# Data extracted from a collection
□ □ □ □ □

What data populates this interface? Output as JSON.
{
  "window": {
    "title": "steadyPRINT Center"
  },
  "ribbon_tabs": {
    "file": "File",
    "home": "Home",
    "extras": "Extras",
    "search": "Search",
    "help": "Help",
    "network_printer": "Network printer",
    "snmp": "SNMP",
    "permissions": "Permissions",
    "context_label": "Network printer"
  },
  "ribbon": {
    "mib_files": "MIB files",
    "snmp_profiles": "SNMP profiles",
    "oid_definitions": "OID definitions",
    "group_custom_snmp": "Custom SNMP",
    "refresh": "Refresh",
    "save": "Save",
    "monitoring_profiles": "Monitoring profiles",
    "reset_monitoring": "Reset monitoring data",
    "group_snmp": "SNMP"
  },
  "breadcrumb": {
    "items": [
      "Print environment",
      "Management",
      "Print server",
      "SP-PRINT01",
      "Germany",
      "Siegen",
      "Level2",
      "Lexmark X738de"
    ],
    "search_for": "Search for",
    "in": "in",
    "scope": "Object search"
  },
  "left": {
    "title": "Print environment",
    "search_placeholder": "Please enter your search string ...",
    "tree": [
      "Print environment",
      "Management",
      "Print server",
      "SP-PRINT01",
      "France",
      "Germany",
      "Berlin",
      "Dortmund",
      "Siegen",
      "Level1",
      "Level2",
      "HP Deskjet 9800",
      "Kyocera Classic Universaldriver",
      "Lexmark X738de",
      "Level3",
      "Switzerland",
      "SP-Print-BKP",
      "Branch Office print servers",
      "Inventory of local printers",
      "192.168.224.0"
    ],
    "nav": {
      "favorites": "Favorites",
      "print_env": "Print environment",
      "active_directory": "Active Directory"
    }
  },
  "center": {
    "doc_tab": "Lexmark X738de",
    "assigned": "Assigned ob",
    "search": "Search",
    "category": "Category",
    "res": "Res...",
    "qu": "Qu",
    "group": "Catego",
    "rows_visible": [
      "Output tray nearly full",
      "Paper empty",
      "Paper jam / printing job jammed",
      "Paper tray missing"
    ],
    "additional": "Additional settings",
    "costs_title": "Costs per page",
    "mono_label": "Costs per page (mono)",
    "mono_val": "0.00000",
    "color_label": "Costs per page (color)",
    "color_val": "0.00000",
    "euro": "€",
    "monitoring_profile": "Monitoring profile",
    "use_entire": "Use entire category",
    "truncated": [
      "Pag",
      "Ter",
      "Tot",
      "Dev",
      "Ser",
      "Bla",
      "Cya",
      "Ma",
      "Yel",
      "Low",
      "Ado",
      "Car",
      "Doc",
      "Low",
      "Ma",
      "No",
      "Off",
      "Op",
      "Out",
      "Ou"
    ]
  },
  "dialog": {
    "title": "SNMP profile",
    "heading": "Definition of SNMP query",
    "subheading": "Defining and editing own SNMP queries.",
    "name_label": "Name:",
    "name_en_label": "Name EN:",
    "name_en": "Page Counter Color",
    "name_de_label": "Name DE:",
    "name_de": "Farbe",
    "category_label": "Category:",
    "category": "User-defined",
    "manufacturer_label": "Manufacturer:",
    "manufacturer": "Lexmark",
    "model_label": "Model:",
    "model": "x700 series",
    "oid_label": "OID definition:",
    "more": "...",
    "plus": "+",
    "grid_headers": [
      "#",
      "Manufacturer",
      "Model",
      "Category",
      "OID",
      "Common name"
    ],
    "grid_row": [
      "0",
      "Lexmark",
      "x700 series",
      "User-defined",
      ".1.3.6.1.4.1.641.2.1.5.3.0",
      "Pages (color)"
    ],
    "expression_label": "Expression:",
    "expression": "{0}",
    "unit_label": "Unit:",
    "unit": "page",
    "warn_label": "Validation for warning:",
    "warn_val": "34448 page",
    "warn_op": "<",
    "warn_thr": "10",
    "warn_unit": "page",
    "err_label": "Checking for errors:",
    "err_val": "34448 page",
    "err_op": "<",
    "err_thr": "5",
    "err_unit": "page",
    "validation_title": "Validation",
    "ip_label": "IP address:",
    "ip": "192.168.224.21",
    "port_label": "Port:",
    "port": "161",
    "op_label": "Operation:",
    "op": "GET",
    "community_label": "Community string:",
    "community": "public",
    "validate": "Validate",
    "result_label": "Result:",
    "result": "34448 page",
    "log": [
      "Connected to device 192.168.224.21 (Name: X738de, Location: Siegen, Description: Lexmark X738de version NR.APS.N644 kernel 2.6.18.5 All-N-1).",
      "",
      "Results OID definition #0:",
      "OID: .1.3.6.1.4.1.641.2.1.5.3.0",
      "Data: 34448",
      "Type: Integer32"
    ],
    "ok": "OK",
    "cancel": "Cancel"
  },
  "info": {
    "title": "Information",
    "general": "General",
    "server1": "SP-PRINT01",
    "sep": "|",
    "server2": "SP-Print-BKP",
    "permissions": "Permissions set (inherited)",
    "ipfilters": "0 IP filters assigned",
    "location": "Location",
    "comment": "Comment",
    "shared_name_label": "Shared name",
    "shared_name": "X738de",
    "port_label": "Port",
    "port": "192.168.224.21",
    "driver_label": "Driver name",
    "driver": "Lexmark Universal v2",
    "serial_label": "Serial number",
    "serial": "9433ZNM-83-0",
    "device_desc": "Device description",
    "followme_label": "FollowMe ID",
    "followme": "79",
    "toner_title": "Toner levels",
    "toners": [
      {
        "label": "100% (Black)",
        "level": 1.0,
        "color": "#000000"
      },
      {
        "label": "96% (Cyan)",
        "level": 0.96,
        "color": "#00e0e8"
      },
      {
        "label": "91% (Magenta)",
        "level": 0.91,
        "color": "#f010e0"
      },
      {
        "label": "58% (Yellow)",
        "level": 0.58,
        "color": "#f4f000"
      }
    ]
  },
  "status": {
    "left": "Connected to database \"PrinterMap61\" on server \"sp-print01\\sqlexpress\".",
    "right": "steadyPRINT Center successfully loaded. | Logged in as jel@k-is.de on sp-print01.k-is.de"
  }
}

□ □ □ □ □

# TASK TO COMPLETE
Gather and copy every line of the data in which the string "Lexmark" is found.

# WRITTEN RESPONSE
      "Lexmark X738de"
      "Lexmark X738de",
    "doc_tab": "Lexmark X738de",
    "manufacturer": "Lexmark",
      "Lexmark",
      "Connected to device 192.168.224.21 (Name: X738de, Location: Siegen, Description: Lexmark X738de version NR.APS.N644 kernel 2.6.18.5 All-N-1).",
    "driver": "Lexmark Universal v2",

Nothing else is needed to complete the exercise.